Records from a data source
↓
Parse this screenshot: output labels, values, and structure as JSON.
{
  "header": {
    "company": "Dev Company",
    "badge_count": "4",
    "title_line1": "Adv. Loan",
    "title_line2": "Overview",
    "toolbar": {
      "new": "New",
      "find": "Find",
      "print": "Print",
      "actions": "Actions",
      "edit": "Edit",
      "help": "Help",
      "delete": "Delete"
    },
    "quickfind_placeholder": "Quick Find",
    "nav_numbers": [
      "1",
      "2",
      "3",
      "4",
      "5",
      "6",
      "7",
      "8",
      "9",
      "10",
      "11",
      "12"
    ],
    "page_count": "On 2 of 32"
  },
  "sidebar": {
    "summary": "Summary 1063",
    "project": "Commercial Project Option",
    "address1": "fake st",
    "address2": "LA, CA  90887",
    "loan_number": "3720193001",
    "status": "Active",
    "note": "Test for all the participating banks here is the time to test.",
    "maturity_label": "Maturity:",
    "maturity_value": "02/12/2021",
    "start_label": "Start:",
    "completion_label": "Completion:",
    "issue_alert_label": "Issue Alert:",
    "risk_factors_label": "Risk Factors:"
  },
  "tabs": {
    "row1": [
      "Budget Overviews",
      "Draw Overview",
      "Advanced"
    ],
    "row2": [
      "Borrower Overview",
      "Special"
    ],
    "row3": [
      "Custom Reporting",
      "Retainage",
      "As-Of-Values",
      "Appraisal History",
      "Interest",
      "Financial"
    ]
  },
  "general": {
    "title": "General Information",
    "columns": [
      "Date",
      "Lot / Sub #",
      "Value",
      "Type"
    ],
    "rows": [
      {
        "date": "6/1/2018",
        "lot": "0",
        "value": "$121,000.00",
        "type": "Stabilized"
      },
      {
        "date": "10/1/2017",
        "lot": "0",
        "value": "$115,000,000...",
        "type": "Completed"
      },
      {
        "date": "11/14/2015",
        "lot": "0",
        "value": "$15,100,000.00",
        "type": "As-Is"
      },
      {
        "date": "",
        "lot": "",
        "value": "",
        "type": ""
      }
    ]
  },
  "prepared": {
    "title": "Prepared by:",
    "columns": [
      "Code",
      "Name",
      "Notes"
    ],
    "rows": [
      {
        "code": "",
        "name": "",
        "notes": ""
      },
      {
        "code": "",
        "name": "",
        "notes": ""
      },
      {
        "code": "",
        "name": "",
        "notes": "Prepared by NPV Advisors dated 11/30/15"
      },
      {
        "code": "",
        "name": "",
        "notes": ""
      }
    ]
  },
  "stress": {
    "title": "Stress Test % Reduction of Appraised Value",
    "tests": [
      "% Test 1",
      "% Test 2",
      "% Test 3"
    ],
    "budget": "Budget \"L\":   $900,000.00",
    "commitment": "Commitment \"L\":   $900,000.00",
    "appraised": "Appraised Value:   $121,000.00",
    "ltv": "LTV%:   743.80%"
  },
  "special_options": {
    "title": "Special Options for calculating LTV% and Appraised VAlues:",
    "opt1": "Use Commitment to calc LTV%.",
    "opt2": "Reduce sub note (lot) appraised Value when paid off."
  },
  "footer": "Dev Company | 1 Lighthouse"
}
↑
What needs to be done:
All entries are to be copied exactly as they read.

Answer to this problem:
Parse this screenshot: output labels, values, and structure as JSON.
{
  "header": {
    "company": "Dev Company",
    "badge_count": "4",
    "title_line1": "Adv. Loan",
    "title_line2": "Overview",
    "toolbar": {
      "new": "New",
      "find": "Find",
      "print": "Print",
      "actions": "Actions",
      "edit": "Edit",
      "help": "Help",
      "delete": "Delete"
    },
    "quickfind_placeholder": "Quick Find",
    "nav_numbers": [
      "1",
      "2",
      "3",
      "4",
      "5",
      "6",
      "7",
      "8",
      "9",
      "10",
      "11",
      "12"
    ],
    "page_count": "On 2 of 32"
  },
  "sidebar": {
    "summary": "Summary 1063",
    "project": "Commercial Project Option",
    "address1": "fake st",
    "address2": "LA, CA  90887",
    "loan_number": "3720193001",
    "status": "Active",
    "note": "Test for all the participating banks here is the time to test.",
    "maturity_label": "Maturity:",
    "maturity_value": "02/12/2021",
    "start_label": "Start:",
    "completion_label": "Completion:",
    "issue_alert_label": "Issue Alert:",
    "risk_factors_label": "Risk Factors:"
  },
  "tabs": {
    "row1": [
      "Budget Overviews",
      "Draw Overview",
      "Advanced"
    ],
    "row2": [
      "Borrower Overview",
      "Special"
    ],
    "row3": [
      "Custom Reporting",
      "Retainage",
      "As-Of-Values",
      "Appraisal History",
      "Interest",
      "Financial"
    ]
  },
  "general": {
    "title": "General Information",
    "columns": [
      "Date",
      "Lot / Sub #",
      "Value",
      "Type"
    ],
    "rows": [
      {
        "date": "6/1/2018",
        "lot": "0",
        "value": "$121,000.00",
        "type": "Stabilized"
      },
      {
        "date": "10/1/2017",
        "lot": "0",
        "value": "$115,000,000...",
        "type": "Completed"
      },
      {
        "date": "11/14/2015",
        "lot": "0",
        "value": "$15,100,000.00",
        "type": "As-Is"
      },
      {
        "date": "",
        "lot": "",
        "value": "",
        "type": ""
      }
    ]
  },
  "prepared": {
    "title": "Prepared by:",
    "columns": [
      "Code",
      "Name",
      "Notes"
    ],
    "rows": [
      {
        "code": "",
        "name": "",
        "notes": ""
      },
      {
        "code": "",
        "name": "",
        "notes": ""
      },
      {
        "code": "",
        "name": "",
        "notes": "Prepared by NPV Advisors dated 11/30/15"
      },
      {
        "code": "",
        "name": "",
        "notes": ""
      }
    ]
  },
  "stress": {
    "title": "Stress Test % Reduction of Appraised Value",
    "tests": [
      "% Test 1",
      "% Test 2",
      "% Test 3"
    ],
    "budget": "Budget \"L\":   $900,000.00",
    "commitment": "Commitment \"L\":   $900,000.00",
    "appraised": "Appraised Value:   $121,000.00",
    "ltv": "LTV%:   743.80%"
  },
  "special_options": {
    "title": "Special Options for calculating LTV% and Appraised VAlues:",
    "opt1": "Use Commitment to calc LTV%.",
    "opt2": "Reduce sub note (lot) appraised Value when paid off."
  },
  "footer": "Dev Company | 1 Lighthouse"
}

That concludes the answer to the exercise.